## [Exercise goal]
In the data, find the word "JSON" and copy out every line that has it.

## [Provided entries]

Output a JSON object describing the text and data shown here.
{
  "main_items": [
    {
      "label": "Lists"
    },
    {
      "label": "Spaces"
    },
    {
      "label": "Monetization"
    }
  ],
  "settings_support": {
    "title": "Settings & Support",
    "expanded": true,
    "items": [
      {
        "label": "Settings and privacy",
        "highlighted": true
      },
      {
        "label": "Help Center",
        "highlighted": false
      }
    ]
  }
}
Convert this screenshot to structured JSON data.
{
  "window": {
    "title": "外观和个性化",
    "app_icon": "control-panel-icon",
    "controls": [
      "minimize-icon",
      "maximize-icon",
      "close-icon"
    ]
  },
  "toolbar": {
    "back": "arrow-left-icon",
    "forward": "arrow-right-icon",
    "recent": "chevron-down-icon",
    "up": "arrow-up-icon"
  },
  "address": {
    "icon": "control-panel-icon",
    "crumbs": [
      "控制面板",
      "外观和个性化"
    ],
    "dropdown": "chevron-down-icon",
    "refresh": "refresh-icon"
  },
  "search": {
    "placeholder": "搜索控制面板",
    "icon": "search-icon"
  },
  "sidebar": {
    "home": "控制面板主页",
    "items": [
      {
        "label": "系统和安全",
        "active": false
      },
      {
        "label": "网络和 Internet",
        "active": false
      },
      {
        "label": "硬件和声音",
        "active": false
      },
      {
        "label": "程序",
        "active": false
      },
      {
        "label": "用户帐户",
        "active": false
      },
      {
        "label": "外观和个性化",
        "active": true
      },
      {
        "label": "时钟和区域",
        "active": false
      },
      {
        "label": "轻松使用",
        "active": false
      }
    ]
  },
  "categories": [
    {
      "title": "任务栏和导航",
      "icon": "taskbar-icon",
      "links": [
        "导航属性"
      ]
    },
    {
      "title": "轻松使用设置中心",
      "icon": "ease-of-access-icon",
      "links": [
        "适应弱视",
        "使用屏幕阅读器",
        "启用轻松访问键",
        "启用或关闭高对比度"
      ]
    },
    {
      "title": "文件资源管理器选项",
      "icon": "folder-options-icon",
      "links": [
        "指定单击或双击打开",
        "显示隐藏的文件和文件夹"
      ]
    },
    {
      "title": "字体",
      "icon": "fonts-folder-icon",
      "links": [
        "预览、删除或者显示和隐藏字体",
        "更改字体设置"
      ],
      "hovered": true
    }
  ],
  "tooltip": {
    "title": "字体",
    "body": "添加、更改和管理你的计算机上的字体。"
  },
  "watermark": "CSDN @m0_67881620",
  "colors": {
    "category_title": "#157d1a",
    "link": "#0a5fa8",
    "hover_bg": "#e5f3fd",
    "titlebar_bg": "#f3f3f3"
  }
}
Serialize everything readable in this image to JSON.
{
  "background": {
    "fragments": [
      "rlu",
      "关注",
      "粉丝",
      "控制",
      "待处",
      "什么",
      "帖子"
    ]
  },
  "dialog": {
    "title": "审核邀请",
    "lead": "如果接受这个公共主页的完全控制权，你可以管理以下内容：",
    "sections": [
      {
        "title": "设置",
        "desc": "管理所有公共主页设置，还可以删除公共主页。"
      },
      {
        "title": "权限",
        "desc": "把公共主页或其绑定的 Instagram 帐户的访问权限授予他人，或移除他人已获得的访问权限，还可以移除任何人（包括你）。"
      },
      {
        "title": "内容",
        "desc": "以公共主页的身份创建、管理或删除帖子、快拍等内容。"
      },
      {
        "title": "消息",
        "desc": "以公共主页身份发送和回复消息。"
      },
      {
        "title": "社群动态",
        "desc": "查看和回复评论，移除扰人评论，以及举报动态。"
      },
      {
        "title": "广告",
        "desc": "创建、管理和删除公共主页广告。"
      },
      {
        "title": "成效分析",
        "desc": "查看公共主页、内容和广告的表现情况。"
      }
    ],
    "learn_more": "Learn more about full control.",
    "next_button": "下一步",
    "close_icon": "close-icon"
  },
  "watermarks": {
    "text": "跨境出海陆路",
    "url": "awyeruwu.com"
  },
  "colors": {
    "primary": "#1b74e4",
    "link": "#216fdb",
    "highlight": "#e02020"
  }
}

## [Response]
Output a JSON object describing the text and data shown here.
Convert this screenshot to structured JSON data.
Serialize everything readable in this image to JSON.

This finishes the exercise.